Hurricane Lorenzo Prep
|Weather passing over Kilrush|
After we returned from Spain, we spent weeks emptying our personal possessions from Aleria, our Bowman 57, as we had decided to put her up for sale. Fifteen years of accumulated stuff had to come off, ferried by our launch, get washed/cleaned, and stowed somewhere in the house or garage. It was a huge undertaking. Art had to come off the walls, etcetera. Of course, when the art was removed, the walls were discoloured. So we had to paint. I taped and Alex painted. Then I removed the tape and cleaned. All this time, the weather was awful. Wet, windy and cold.
We watch the Atlantic storms, especially late in the season, which October is in Ireland. We were watching hurricanes closely, and then noticed one form in the Atlantic off the coast of Africa and once again, like Ophelia two years ago, start spinning northwards instead of west across the Atlantic. It had never happened before Ophelia and now we had two named storms in two years heading straight up toward us instead of charging toward the American coast. Hurricane Lorenzo was making a beeline for Ireland, brushing past the Azores en route.
Meanwhile, the local weather forecasting had been highly variable, with multiple updates during the day and multiple models disagreeing on the forecasts. We wanted to move Aleria down the coast to Kilrush on the Shannon River where she will be spending the winter. That way, if the hurricane did come directly up the Atlantic, she'd be tied up in a marina or even hauled out and on the hard.
|Making way in Clew Bay|
The first weekend we were ready, the forecast was for strong winds in the high 30s on the nose. As we would be heading south, strong southerlies would make it almost impossible. We decided to forego that weekend and head down the following weekend. Lorenzo was now forecast to arrive on Thursday and we could make it home by Tuesday if all worked according to plan.

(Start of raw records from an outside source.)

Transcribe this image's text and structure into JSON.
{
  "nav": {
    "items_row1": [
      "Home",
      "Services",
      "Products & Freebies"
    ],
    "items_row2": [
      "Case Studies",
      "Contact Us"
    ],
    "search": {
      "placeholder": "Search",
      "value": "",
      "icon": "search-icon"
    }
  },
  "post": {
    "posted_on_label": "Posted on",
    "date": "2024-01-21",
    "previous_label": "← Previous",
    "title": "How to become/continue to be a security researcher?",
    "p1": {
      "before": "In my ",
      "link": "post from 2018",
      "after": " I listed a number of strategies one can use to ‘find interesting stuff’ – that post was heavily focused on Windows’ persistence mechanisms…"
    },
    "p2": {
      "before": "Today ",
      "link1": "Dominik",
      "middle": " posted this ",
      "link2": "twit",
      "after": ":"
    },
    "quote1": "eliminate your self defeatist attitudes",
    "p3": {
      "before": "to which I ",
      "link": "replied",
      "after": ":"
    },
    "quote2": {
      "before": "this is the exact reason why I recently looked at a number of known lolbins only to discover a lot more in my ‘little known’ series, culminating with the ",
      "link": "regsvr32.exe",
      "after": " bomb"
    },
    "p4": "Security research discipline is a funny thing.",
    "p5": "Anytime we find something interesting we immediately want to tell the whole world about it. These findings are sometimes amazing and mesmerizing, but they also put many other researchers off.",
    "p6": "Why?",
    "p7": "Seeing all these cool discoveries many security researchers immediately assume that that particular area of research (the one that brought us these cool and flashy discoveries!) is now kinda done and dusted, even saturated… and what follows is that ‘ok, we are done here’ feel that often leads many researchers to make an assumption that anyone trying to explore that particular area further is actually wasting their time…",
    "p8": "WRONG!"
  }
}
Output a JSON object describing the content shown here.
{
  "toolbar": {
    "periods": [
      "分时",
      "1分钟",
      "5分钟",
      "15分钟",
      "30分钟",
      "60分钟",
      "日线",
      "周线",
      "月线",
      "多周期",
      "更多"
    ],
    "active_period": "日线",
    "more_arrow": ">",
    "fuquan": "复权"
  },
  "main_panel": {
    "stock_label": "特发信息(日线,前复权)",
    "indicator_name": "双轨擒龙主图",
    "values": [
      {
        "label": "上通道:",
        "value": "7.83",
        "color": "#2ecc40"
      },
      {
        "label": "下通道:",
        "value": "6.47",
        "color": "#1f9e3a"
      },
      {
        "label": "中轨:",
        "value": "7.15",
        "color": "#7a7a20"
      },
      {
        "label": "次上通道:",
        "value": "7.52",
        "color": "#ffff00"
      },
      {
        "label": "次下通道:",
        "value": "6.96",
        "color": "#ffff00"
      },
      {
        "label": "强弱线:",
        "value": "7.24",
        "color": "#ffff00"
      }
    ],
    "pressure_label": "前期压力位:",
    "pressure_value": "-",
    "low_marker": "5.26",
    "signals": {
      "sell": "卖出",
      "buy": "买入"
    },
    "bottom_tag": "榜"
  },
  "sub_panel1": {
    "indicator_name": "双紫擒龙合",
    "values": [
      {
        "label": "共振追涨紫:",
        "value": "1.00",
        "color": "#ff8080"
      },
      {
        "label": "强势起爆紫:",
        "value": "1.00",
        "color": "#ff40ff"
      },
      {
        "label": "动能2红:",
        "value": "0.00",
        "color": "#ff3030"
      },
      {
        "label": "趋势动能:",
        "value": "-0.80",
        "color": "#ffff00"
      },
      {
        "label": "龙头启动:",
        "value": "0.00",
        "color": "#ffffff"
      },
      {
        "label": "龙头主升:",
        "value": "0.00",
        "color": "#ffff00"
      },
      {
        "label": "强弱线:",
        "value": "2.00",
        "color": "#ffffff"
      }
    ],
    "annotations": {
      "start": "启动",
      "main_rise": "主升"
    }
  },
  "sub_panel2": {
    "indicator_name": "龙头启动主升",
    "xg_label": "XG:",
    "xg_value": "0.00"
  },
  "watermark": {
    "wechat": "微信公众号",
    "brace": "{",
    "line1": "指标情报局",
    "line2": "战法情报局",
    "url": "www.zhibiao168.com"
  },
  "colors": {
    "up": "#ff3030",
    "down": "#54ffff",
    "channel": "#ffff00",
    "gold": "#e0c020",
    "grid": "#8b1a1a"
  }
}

|Departing Clew Bay|
|Anchored at Inishgowla|
|Anchored in Inishbofin|
|A trad music session on Inishbofin|
|Truant in Kilronan|
|Sam, John and Toby|
|Gusty winds along the Cliffs of Moher|
|Finally, we could see Loop Head|
|The locks in Kilrush|
As soon as we had tied up securely, the wind died. We thought about removing the headsail but decided against it. And that was good because within minutes the wind had reversed direction and was blowing just as hard as it had before from the opposite direction. So we turned Aleria around using the dock lines and the wind to pivot her. That way, she'd be facing south, the predominant direction for the coming winds of Lorenzo.
|Looking out towards the Shannon from the hammerhead|
Simon dropped us off at the bus stop, but we realised we'd arrived an hour and a half early for the bus to Ennis on that day. So we had a good walk around town and tea and coffee in the new cafe. Things have changed a lot in Kilrush, definitely for the better. It has a vibrant feel now, with several nice restaurants and pubs. I don't know if Doonbeg, which is just down the road, has had a knock-on effect or if they've just recovered from the economic collapse of 2008, but it's quite nice now. We caught the 1215 bus from Kilrush to Ennis, then the next bus to Galway, and from there the 1515 bus to Westport. We were home before 1800 h.
In looking back at the forecasts and conditions, I think what we sailed through what were the remnants of a tropical storm. The winds were cyclonic and variable, there were squalls and heavy rain. Yep, I think that's what it was. But we made it through okay.
|Aleria on the hammerhead|
Meanwhile, another drama was unfolding. Alex kept Toby up to date on the storm track and the guys were getting concerned. They decided the place to be was on our mooring and off the boat. We usually guide visitors in, but Alex had an Oyster Coop Board meeting and it was his first as Treasurer so he had to be there. They came in to our mooring on Wednesday evening before dark, having found their way on their own without knowing more than where it was roughly on a chart. They opted to stay aboard overnight and Alex would pick them up in the morning in Moytura.
By 9 am, the wind was already building to the high 20s with higher gusts out of the SE. Alex had a hard time getting out to them and holding on to the boat while they climbed aboard. That day we had three happy sailors in our house, though Toby did worry about Truant out there on her own. Cosy and warm, with wifi and a rugby game (Ireland v Russia) on the telly, it was a "Rescue Party" as Toby called it. Now all we had to do was wait out the storm, and hope that the boat was still there in the morning.
|The "Rescue Party" in Port Aleria|